Love plays a crucial role in telling the story of Romeo and Juliet, clearly shown in the appropriated Luhrmann film. Using film as a new medium, cinematic techniques explore the love between Romeo and Juliet. The balcony scene is a clear example of how Luhrmann expresses this. To show his love for Juliet, Romeo decides to sneak into the Capulet mansion to confess his love for her. When Romeo sees Juliet through his window, light shines around her and he describes it as, “ the sun.” This suggests that Romeo is calling Juliet the brightness in his life. Luhrmann decided to portray Romeo
Shakespeare’s classic Romeo and Juliet has been reimagined many times across different mediums. One interpretation that stands out among the rest is Baz Luhrmann’s 1996 film of the same name. The most shocking and powerful difference between Luhrmann’s work and other films or stage productions of this piece, is the movie’s setting. Luhrmann’s Romeo and Juliet is set in the modern city of Verona Beach, New York, ruled by two powerful business families, the Montagues and the Capulets. Themes, language, and ideas remain the same, while places, props, and wardrobes are updated to the twentieth century. This compelling change helps emphasize the violent, fast-paced, and chaotic society of the play, which comes to precipitate the tragic demise of the two main characters.
Shakespeare’s Romeo and Juliet – popularly considered by many to be the quintessential love story of all time – is a play that we are all familiar with in one way or another. Whether it be through the plethora of portrayals, adaptations and performances that exist or through your own reading of the play, chances are you have been acquainted with this tale of “tragic love” at some point in your life. Through this universal familiarity an odd occurrence can be noted, one of almost canonical reverence for the themes commonly believed to be central to the plot.

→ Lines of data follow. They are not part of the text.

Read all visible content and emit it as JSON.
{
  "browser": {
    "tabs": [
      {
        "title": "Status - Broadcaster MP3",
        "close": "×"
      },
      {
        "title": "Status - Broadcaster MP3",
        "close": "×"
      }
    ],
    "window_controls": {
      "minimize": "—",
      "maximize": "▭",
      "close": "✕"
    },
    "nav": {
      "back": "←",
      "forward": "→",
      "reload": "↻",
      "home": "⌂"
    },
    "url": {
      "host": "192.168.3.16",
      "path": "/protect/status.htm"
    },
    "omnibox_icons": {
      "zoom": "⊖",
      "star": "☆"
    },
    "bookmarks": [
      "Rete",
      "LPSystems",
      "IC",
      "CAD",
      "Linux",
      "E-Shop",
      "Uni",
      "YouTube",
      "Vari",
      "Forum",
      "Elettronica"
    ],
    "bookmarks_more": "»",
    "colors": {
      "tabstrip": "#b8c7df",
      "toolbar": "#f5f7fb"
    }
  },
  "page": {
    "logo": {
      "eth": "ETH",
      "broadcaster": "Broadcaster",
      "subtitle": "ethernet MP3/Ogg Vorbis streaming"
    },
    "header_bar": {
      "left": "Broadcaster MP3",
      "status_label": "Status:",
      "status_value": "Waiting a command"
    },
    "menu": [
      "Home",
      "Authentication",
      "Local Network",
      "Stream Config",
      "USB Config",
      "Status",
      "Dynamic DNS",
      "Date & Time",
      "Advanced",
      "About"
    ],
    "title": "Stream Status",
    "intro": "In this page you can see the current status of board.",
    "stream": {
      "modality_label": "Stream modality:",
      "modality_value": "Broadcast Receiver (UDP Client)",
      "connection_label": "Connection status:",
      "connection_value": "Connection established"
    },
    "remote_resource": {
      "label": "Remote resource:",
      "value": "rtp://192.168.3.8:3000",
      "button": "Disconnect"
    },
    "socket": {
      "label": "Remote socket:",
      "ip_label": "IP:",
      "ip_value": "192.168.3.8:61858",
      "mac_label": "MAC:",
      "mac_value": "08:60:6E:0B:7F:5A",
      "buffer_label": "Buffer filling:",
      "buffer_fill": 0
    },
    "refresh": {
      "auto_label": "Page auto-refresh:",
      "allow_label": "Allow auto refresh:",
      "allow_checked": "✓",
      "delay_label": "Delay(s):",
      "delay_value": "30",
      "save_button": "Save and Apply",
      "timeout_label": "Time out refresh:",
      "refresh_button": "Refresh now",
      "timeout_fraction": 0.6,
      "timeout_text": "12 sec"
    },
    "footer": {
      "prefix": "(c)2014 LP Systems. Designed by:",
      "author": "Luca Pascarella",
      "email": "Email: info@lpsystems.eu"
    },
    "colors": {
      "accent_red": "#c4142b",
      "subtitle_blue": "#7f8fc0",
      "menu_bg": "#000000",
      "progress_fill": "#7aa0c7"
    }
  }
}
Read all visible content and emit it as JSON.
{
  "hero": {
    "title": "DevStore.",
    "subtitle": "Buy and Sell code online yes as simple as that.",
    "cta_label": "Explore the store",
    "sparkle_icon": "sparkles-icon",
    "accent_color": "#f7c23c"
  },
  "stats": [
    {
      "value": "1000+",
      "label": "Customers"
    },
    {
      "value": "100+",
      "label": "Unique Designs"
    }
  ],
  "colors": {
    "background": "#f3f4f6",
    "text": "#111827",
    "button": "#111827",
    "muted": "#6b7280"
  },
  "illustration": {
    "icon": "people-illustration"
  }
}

The most widely believed theme of Romeo and Juliet is that of the ideal love unable to exist under the harsh social and political strains of this world. Out of this idea emerge two
sea , my love as deep , the more I give to thee , the more I have,
The play of Romeo and Juliet obtains its status as the most tragic love story in literature with its imagery and spark. William Shakespeare uses love in many guises to thread together the intricate and multifaceted love between the star-crossed lovers. Although Romeo and Juliet share a love of intensity and compassion, their whirlwind romance exhibits reckless and pernicious actions. The lack of authenticity between Romeo and Juliet’s love illustrates how teenage love is not true love. Shakespeare enforces this idea by fully describing this type of mutual attraction with Romeo’s relations to love with physical appearances, Juliet’s naivety due to her inexperience with romance, and how the two does not have the breadth of experience to behave more moderately.